- Enjambment: It occurs when the thought of a particular poetic line spills onto the next line since the poet puts in no break to make the readers delve deeper into the emotions their speaker tries to convey in the poem. In this poem, Duffy uses it in one way or the other in all the stanzas; for instance, it occurs in “On the motorway bridge, I waved at the windscreens/ oddly hurt by the blurred waves back, the speed.”
- Simile: Duffy, in the last line of the poem, compares “time” falling from the sky to a “red ball”, which is an example of simile. Duffy uses “like” to compare two distant ideas in an explicit manner.
- Metaphor: The events of the poem are metaphorical of a child’s encounter with the darker realities of adulthood and Duffy remarkable traces of that journey. The given example of the “red ball” is an extended metaphor for change, warning, and adolescence.
- Personification: The trees of the wood the child accidentally went into are given human characteristics or features; they make “sly faces,” they breathe down upon the child’s neck, and they gather “spit in their throats.” The wood is personified as a sinister human (primitive) figure luring the child into an ominous, doomed world.
Duffy taps on the themes of loss of childhood innocence, an encounter with a foreign adult world, childhood trauma, and the effect of traumatic experiences in ‘Stafford Afternoons’. It is a serious poem that considers the nuances of experiences a child could have while growing up. This poem also hints at the dangers that lurk in the adult world and the consequences of straying off the safe path in life. Adventure, the seduction of thrill, the terrifying nature of silence, and the world of “experience” all are talked about in this symbolic poem.
Drawing scenes from memories of childhood, adolescence, and adulthood, Carol Ann Duffy, in her 1993 collection, Mean Time, which won a number of awards (Forward Prize, Scottish Arts Council Book Award, and Whitbread Award), traces moments of change, love, and loss, desire and betrayal, etc. Recollection connects the poem ‘Stafford Afternoons’ with other poems from the collection, as Duffy tries to capture glimpses into the paradoxes of life through the complexities of language. It is a powerful poem that is filled with haunting memories of childhood and a sense of lurking danger during adolescence.
Carol Ann Duffy’s ‘Stafford Afternoons’ is about a child who gets enticed by the silent woods during a lonely afternoon. The way she first encounters the danger in the adult world is the story narrated in this symbolic poem.
The wood is sinister and appears as an evil nexus waiting to trap an innocent child. According to Duffy’s speaker, the wood was “lonely” and “thrilled.” The “silence” of greenery swallowed her whole in a flash.
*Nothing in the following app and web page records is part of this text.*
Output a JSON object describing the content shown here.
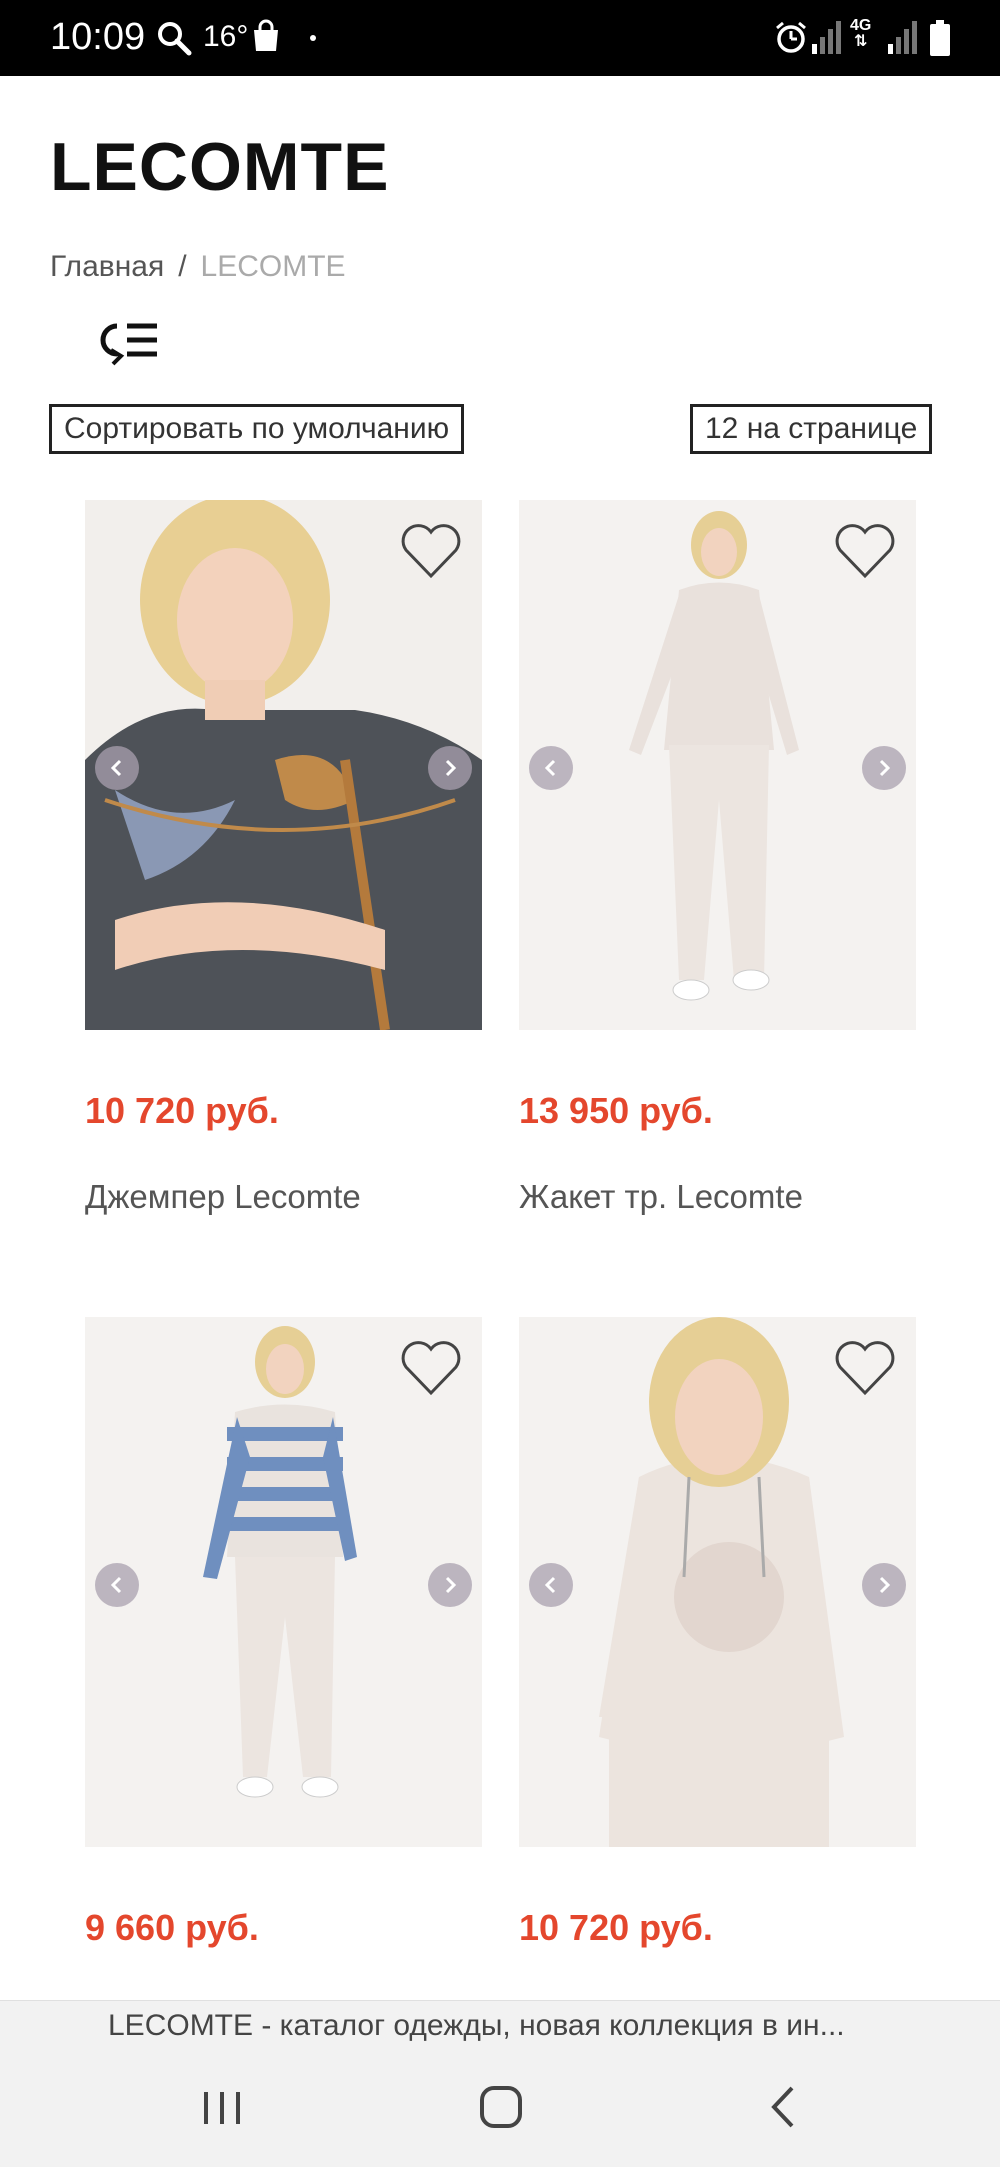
{
  "status_bar": {
    "time": "10:09",
    "temperature": "16°",
    "network": "4G"
  },
  "header": {
    "title": "LECOMTE"
  },
  "breadcrumb": {
    "home": "Главная",
    "separator": "/",
    "current": "LECOMTE"
  },
  "controls": {
    "sort_label": "Сортировать по умолчанию",
    "per_page_label": "12 на странице"
  },
  "products": [
    {
      "price": "10 720 руб.",
      "name": "Джемпер Lecomte"
    },
    {
      "price": "13 950 руб.",
      "name": "Жакет тр. Lecomte"
    },
    {
      "price": "9 660 руб.",
      "name": ""
    },
    {
      "price": "10 720 руб.",
      "name": ""
    }
  ],
  "browser": {
    "page_title": "LECOMTE - каталог одежды, новая коллекция в ин..."
  },
  "colors": {
    "price": "#e4472d",
    "status_bar": "#000000",
    "nav_bar": "#f2f2f2"
  }
}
While she wandered in the wood, it seemed alive; the trees drew scary faces, let out sticky breath on her back, and the nettles seemed drawing spit in their throats.
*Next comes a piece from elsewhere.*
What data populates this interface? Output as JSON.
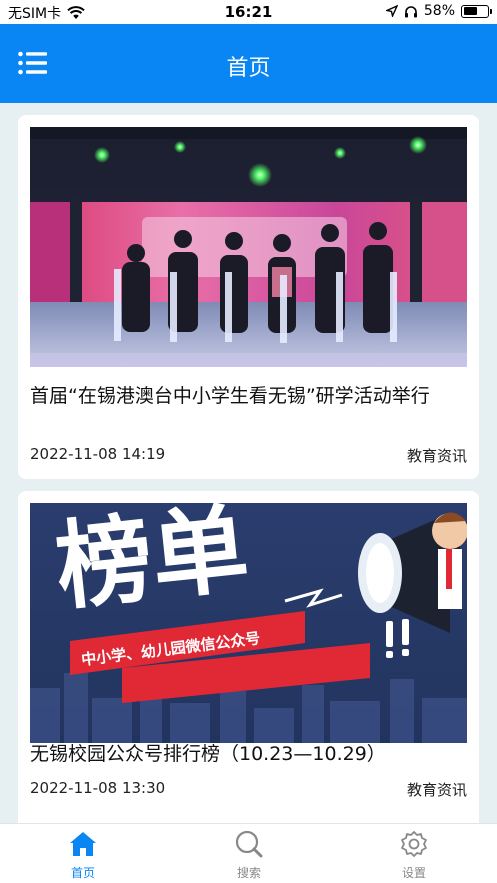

The ice-cream truck getting further away, lack of people, loneliness, the dark woods, the blurred waves the child received while waving at the rushing cars, and the “cul de sac” hint at the loss of innocence. Finally, the encounter with the hoarse, long-haired man is an indicator of the shift from the world of innocence to that of experience.
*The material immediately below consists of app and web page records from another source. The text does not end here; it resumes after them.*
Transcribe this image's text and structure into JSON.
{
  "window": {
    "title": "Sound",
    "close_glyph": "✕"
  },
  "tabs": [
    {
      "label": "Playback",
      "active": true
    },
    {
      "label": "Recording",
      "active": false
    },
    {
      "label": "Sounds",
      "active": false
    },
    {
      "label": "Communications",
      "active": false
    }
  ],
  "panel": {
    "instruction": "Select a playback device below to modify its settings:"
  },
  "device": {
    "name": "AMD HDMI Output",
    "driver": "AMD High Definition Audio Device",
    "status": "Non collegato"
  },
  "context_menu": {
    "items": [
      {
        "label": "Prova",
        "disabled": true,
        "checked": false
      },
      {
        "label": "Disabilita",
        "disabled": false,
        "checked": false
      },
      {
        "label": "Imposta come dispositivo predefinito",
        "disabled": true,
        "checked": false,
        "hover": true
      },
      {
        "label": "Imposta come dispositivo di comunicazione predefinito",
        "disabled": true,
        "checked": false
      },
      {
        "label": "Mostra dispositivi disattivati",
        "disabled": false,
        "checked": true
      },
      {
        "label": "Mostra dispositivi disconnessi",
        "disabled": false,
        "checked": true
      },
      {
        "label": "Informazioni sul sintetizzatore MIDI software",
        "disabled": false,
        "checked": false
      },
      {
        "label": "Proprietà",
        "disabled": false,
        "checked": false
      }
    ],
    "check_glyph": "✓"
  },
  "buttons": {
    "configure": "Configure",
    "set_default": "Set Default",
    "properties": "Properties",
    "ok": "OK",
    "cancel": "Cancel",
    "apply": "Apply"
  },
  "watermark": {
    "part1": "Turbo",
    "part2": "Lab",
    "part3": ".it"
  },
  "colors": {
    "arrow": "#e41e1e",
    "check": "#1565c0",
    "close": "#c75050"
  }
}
The last lines convey the change the child underwent, having encountered a dark reality. Childhood games were no longer liberating or comforting. She did not feel at home. It seemed time rushed and fell down like a red ball, a conceit for change and adolescence.
Here is a list of poems that similarly tap on the themes of Carol Ann Duffy’s ‘Stafford Afternoons’. You can also explore more Carol Ann Duffy poems as well.
- ‘Adolescence’ by W.H. Auden — This poem concerns a speaker who looks back at his life and the landscape he grew up in.
- ‘On Turning Ten’ by Billy Collins — This coming-of-age poem is about a speaker, a child who is turning ten, who realises that he is no longer a young child.
- ‘The Young Ones’ by Elizabeth Jennings — In this poem, Jennings tries to compare her own young-hood to the youths of her time.
- ‘Beautiful’ by Carol Ann Duffy — This piece explores the physical and mental damage that can come from beauty.
You can also read about these best-known Carol Ann Duffy poems.